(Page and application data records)
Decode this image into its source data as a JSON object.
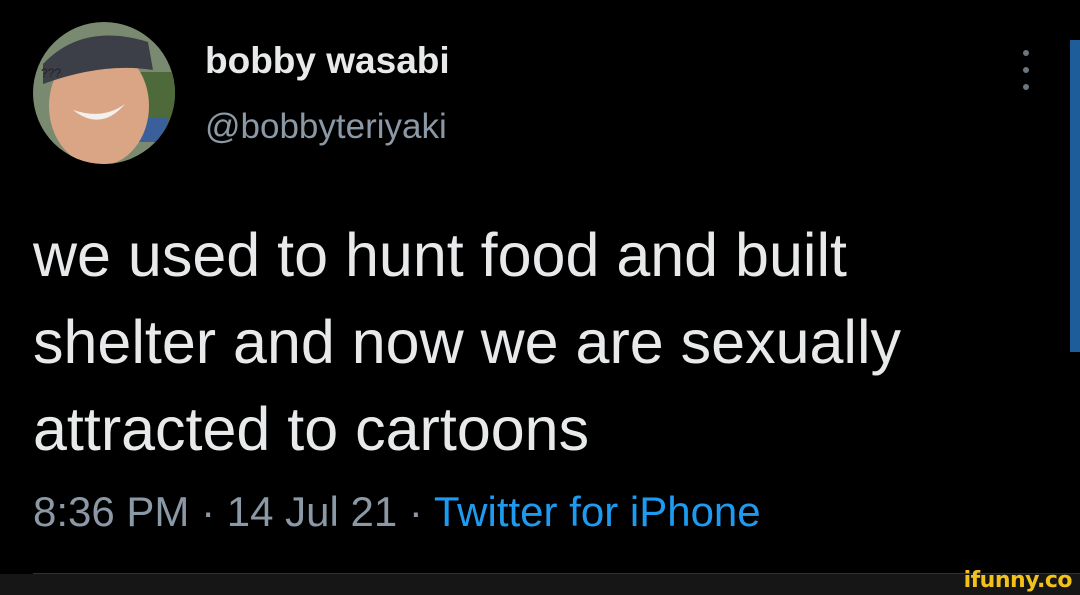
{
  "author": {
    "display_name": "bobby wasabi",
    "handle": "@bobbyteriyaki",
    "avatar_caption": "???"
  },
  "tweet": {
    "text": "we used to hunt food and built shelter and now we are sexually attracted to cartoons",
    "time": "8:36 PM",
    "separator": "·",
    "date": "14 Jul 21",
    "source": "Twitter for iPhone"
  },
  "watermark": "ifunny.co",
  "icons": {
    "more": "more-vertical-icon"
  },
  "colors": {
    "background": "#000000",
    "primary_text": "#e7e9ea",
    "secondary_text": "#8b98a5",
    "link": "#1d9bf0",
    "watermark": "#f2c218"
  }
}
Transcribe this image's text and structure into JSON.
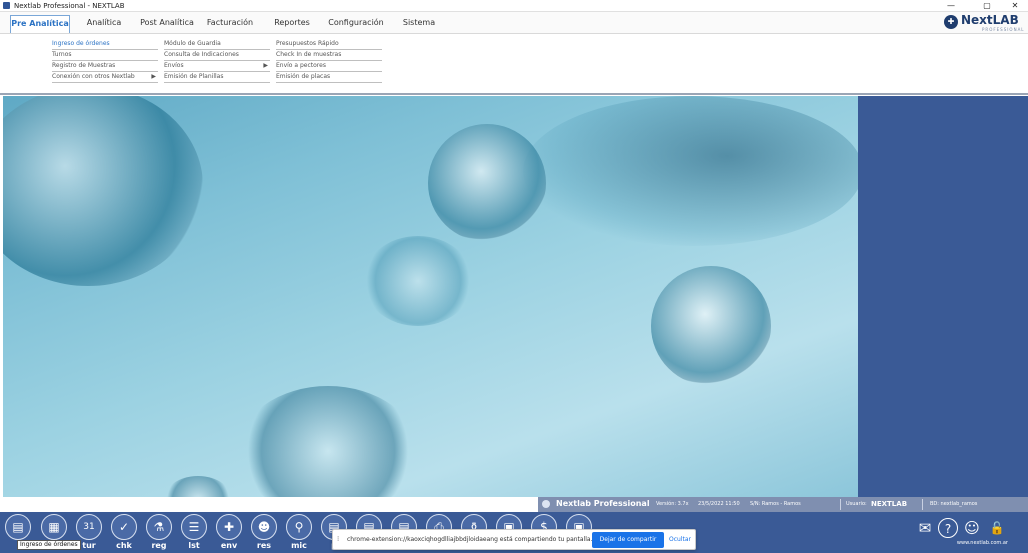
{
  "window": {
    "title": "Nextlab Professional - NEXTLAB",
    "controls": {
      "minimize": "—",
      "maximize": "▢",
      "close": "✕"
    }
  },
  "menu": {
    "tabs": [
      {
        "label": "Pre Analítica",
        "active": true
      },
      {
        "label": "Analítica"
      },
      {
        "label": "Post Analítica"
      },
      {
        "label": "Facturación"
      },
      {
        "label": "Reportes"
      },
      {
        "label": "Configuración"
      },
      {
        "label": "Sistema"
      }
    ]
  },
  "logo": {
    "name": "NextLAB",
    "tagline": "PROFESSIONAL"
  },
  "submenu": {
    "col1": [
      {
        "label": "Ingreso de órdenes",
        "active": true
      },
      {
        "label": "Turnos"
      },
      {
        "label": "Registro de Muestras"
      },
      {
        "label": "Conexión con otros Nextlab",
        "arrow": "▶"
      }
    ],
    "col2": [
      {
        "label": "Módulo de Guardia"
      },
      {
        "label": "Consulta de Indicaciones"
      },
      {
        "label": "Envíos",
        "arrow": "▶"
      },
      {
        "label": "Emisión de Planillas"
      }
    ],
    "col3": [
      {
        "label": "Presupuestos Rápido"
      },
      {
        "label": "Check In de muestras"
      },
      {
        "label": "Envío a pectores"
      },
      {
        "label": "Emisión de placas"
      }
    ]
  },
  "status": {
    "brand": "Nextlab Professional",
    "version": "Versión: 3.7x",
    "datetime": "23/5/2022 11:50",
    "sn": "S/N: Ramos - Ramos",
    "user_label": "Usuario:",
    "user": "NEXTLAB",
    "bd": "BD: nextlab_ramos"
  },
  "toolbar": {
    "buttons": [
      {
        "label": "",
        "icon": "document-icon",
        "glyph": "▤"
      },
      {
        "label": "",
        "icon": "calendar-grid-icon",
        "glyph": "▦"
      },
      {
        "label": "tur",
        "icon": "calendar-icon",
        "glyph": "31"
      },
      {
        "label": "chk",
        "icon": "check-icon",
        "glyph": "✓"
      },
      {
        "label": "reg",
        "icon": "sample-icon",
        "glyph": "⚗"
      },
      {
        "label": "lst",
        "icon": "list-icon",
        "glyph": "☰"
      },
      {
        "label": "env",
        "icon": "send-icon",
        "glyph": "✚"
      },
      {
        "label": "res",
        "icon": "person-icon",
        "glyph": "☻"
      },
      {
        "label": "mic",
        "icon": "microscope-icon",
        "glyph": "⚲"
      },
      {
        "label": "p",
        "icon": "page-icon",
        "glyph": "▤"
      },
      {
        "label": "",
        "icon": "page-icon",
        "glyph": "▤"
      },
      {
        "label": "",
        "icon": "page-icon",
        "glyph": "▤"
      },
      {
        "label": "",
        "icon": "printer-icon",
        "glyph": "⎙"
      },
      {
        "label": "",
        "icon": "bottle-icon",
        "glyph": "⚱"
      },
      {
        "label": "",
        "icon": "clipboard-icon",
        "glyph": "▣"
      },
      {
        "label": "",
        "icon": "money-icon",
        "glyph": "$"
      },
      {
        "label": "",
        "icon": "frame-icon",
        "glyph": "▣"
      }
    ],
    "right": [
      {
        "icon": "mail-icon",
        "glyph": "✉"
      },
      {
        "icon": "help-icon",
        "glyph": "?"
      },
      {
        "icon": "support-icon",
        "glyph": "☺"
      },
      {
        "icon": "lock-icon",
        "glyph": "🔓"
      }
    ],
    "site": "www.nextlab.com.ar"
  },
  "tooltip": "Ingreso de órdenes",
  "share": {
    "message": "chrome-extension://kaoxciqhogdlliajbbdjloidaeang está compartiendo tu pantalla.",
    "stop_label": "Dejar de compartir",
    "hide_label": "Ocultar"
  }
}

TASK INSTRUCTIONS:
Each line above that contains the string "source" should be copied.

ANSWER SECTION:
Decode this image into its source data as a JSON object.
    "source": "Twitter for iPhone"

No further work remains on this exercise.